**SOURCE DATA:**

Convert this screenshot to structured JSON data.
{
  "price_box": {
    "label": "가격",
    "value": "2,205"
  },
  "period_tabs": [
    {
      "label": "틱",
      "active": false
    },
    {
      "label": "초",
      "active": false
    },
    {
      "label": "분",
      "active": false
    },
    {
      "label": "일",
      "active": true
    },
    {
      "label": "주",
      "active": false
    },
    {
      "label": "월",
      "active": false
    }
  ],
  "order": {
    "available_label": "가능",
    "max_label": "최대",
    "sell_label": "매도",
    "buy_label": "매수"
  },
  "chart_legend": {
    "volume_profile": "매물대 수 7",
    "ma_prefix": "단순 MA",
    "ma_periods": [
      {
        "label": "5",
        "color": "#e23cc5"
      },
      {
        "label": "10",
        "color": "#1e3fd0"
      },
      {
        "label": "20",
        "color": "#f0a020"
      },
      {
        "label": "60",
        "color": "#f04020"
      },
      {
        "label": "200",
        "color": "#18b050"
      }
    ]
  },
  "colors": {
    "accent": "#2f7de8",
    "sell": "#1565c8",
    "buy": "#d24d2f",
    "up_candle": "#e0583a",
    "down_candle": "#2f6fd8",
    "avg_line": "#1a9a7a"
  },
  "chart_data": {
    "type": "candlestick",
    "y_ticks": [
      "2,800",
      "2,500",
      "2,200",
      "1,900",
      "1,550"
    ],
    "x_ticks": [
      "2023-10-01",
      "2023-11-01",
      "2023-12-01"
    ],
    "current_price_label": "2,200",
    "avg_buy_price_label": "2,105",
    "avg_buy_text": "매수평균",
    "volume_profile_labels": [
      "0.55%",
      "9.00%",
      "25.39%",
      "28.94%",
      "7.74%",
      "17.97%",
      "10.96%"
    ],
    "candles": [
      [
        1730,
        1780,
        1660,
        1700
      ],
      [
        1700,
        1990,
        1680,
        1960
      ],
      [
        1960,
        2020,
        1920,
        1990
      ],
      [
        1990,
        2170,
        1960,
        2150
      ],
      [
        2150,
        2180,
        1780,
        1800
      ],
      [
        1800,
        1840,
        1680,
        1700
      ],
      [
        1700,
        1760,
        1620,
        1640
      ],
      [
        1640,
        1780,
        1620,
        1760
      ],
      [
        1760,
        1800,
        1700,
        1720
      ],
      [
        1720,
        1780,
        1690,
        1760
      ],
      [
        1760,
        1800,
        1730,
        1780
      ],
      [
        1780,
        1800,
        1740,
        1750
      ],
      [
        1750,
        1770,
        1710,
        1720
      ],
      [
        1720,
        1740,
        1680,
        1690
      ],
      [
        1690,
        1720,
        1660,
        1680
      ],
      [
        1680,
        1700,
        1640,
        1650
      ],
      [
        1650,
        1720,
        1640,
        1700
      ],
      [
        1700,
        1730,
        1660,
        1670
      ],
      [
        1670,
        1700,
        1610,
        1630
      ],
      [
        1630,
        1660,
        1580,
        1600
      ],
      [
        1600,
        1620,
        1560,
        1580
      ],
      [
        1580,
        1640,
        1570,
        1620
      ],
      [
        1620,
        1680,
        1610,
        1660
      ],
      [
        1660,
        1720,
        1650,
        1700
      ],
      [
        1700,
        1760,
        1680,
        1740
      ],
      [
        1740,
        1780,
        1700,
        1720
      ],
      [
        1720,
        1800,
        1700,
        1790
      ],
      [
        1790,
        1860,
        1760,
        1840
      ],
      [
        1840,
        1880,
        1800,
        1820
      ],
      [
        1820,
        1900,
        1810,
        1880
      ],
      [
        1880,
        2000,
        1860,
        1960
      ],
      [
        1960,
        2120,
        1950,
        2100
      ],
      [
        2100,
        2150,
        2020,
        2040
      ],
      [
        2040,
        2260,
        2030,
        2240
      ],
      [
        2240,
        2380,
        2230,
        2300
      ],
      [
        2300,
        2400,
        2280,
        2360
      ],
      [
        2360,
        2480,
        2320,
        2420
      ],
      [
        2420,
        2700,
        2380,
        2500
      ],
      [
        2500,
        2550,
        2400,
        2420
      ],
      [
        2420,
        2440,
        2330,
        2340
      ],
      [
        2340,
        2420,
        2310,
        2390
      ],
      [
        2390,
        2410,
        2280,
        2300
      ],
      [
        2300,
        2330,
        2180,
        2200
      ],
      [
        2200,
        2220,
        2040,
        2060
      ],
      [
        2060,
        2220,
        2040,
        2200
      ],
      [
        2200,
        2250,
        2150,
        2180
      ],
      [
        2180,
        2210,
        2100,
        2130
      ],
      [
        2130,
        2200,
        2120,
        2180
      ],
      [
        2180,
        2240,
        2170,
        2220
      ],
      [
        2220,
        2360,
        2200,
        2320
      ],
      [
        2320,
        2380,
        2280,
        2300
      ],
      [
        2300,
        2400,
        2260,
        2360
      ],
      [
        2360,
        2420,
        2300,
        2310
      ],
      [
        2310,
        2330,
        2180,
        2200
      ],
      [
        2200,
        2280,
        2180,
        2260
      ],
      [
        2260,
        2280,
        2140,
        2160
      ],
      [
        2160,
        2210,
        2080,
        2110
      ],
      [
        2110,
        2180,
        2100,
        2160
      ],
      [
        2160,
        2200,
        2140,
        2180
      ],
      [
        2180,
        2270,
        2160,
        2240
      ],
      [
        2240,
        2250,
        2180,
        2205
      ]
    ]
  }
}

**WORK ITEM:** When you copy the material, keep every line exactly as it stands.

**WRITTEN SOLUTION:**
Convert this screenshot to structured JSON data.
{
  "price_box": {
    "label": "가격",
    "value": "2,205"
  },
  "period_tabs": [
    {
      "label": "틱",
      "active": false
    },
    {
      "label": "초",
      "active": false
    },
    {
      "label": "분",
      "active": false
    },
    {
      "label": "일",
      "active": true
    },
    {
      "label": "주",
      "active": false
    },
    {
      "label": "월",
      "active": false
    }
  ],
  "order": {
    "available_label": "가능",
    "max_label": "최대",
    "sell_label": "매도",
    "buy_label": "매수"
  },
  "chart_legend": {
    "volume_profile": "매물대 수 7",
    "ma_prefix": "단순 MA",
    "ma_periods": [
      {
        "label": "5",
        "color": "#e23cc5"
      },
      {
        "label": "10",
        "color": "#1e3fd0"
      },
      {
        "label": "20",
        "color": "#f0a020"
      },
      {
        "label": "60",
        "color": "#f04020"
      },
      {
        "label": "200",
        "color": "#18b050"
      }
    ]
  },
  "colors": {
    "accent": "#2f7de8",
    "sell": "#1565c8",
    "buy": "#d24d2f",
    "up_candle": "#e0583a",
    "down_candle": "#2f6fd8",
    "avg_line": "#1a9a7a"
  },
  "chart_data": {
    "type": "candlestick",
    "y_ticks": [
      "2,800",
      "2,500",
      "2,200",
      "1,900",
      "1,550"
    ],
    "x_ticks": [
      "2023-10-01",
      "2023-11-01",
      "2023-12-01"
    ],
    "current_price_label": "2,200",
    "avg_buy_price_label": "2,105",
    "avg_buy_text": "매수평균",
    "volume_profile_labels": [
      "0.55%",
      "9.00%",
      "25.39%",
      "28.94%",
      "7.74%",
      "17.97%",
      "10.96%"
    ],
    "candles": [
      [
        1730,
        1780,
        1660,
        1700
      ],
      [
        1700,
        1990,
        1680,
        1960
      ],
      [
        1960,
        2020,
        1920,
        1990
      ],
      [
        1990,
        2170,
        1960,
        2150
      ],
      [
        2150,
        2180,
        1780,
        1800
      ],
      [
        1800,
        1840,
        1680,
        1700
      ],
      [
        1700,
        1760,
        1620,
        1640
      ],
      [
        1640,
        1780,
        1620,
        1760
      ],
      [
        1760,
        1800,
        1700,
        1720
      ],
      [
        1720,
        1780,
        1690,
        1760
      ],
      [
        1760,
        1800,
        1730,
        1780
      ],
      [
        1780,
        1800,
        1740,
        1750
      ],
      [
        1750,
        1770,
        1710,
        1720
      ],
      [
        1720,
        1740,
        1680,
        1690
      ],
      [
        1690,
        1720,
        1660,
        1680
      ],
      [
        1680,
        1700,
        1640,
        1650
      ],
      [
        1650,
        1720,
        1640,
        1700
      ],
      [
        1700,
        1730,
        1660,
        1670
      ],
      [
        1670,
        1700,
        1610,
        1630
      ],
      [
        1630,
        1660,
        1580,
        1600
      ],
      [
        1600,
        1620,
        1560,
        1580
      ],
      [
        1580,
        1640,
        1570,
        1620
      ],
      [
        1620,
        1680,
        1610,
        1660
      ],
      [
        1660,
        1720,
        1650,
        1700
      ],
      [
        1700,
        1760,
        1680,
        1740
      ],
      [
        1740,
        1780,
        1700,
        1720
      ],
      [
        1720,
        1800,
        1700,
        1790
      ],
      [
        1790,
        1860,
        1760,
        1840
      ],
      [
        1840,
        1880,
        1800,
        1820
      ],
      [
        1820,
        1900,
        1810,
        1880
      ],
      [
        1880,
        2000,
        1860,
        1960
      ],
      [
        1960,
        2120,
        1950,
        2100
      ],
      [
        2100,
        2150,
        2020,
        2040
      ],
      [
        2040,
        2260,
        2030,
        2240
      ],
      [
        2240,
        2380,
        2230,
        2300
      ],
      [
        2300,
        2400,
        2280,
        2360
      ],
      [
        2360,
        2480,
        2320,
        2420
      ],
      [
        2420,
        2700,
        2380,
        2500
      ],
      [
        2500,
        2550,
        2400,
        2420
      ],
      [
        2420,
        2440,
        2330,
        2340
      ],
      [
        2340,
        2420,
        2310,
        2390
      ],
      [
        2390,
        2410,
        2280,
        2300
      ],
      [
        2300,
        2330,
        2180,
        2200
      ],
      [
        2200,
        2220,
        2040,
        2060
      ],
      [
        2060,
        2220,
        2040,
        2200
      ],
      [
        2200,
        2250,
        2150,
        2180
      ],
      [
        2180,
        2210,
        2100,
        2130
      ],
      [
        2130,
        2200,
        2120,
        2180
      ],
      [
        2180,
        2240,
        2170,
        2220
      ],
      [
        2220,
        2360,
        2200,
        2320
      ],
      [
        2320,
        2380,
        2280,
        2300
      ],
      [
        2300,
        2400,
        2260,
        2360
      ],
      [
        2360,
        2420,
        2300,
        2310
      ],
      [
        2310,
        2330,
        2180,
        2200
      ],
      [
        2200,
        2280,
        2180,
        2260
      ],
      [
        2260,
        2280,
        2140,
        2160
      ],
      [
        2160,
        2210,
        2080,
        2110
      ],
      [
        2110,
        2180,
        2100,
        2160
      ],
      [
        2160,
        2200,
        2140,
        2180
      ],
      [
        2180,
        2270,
        2160,
        2240
      ],
      [
        2240,
        2250,
        2180,
        2205
      ]
    ]
  }
}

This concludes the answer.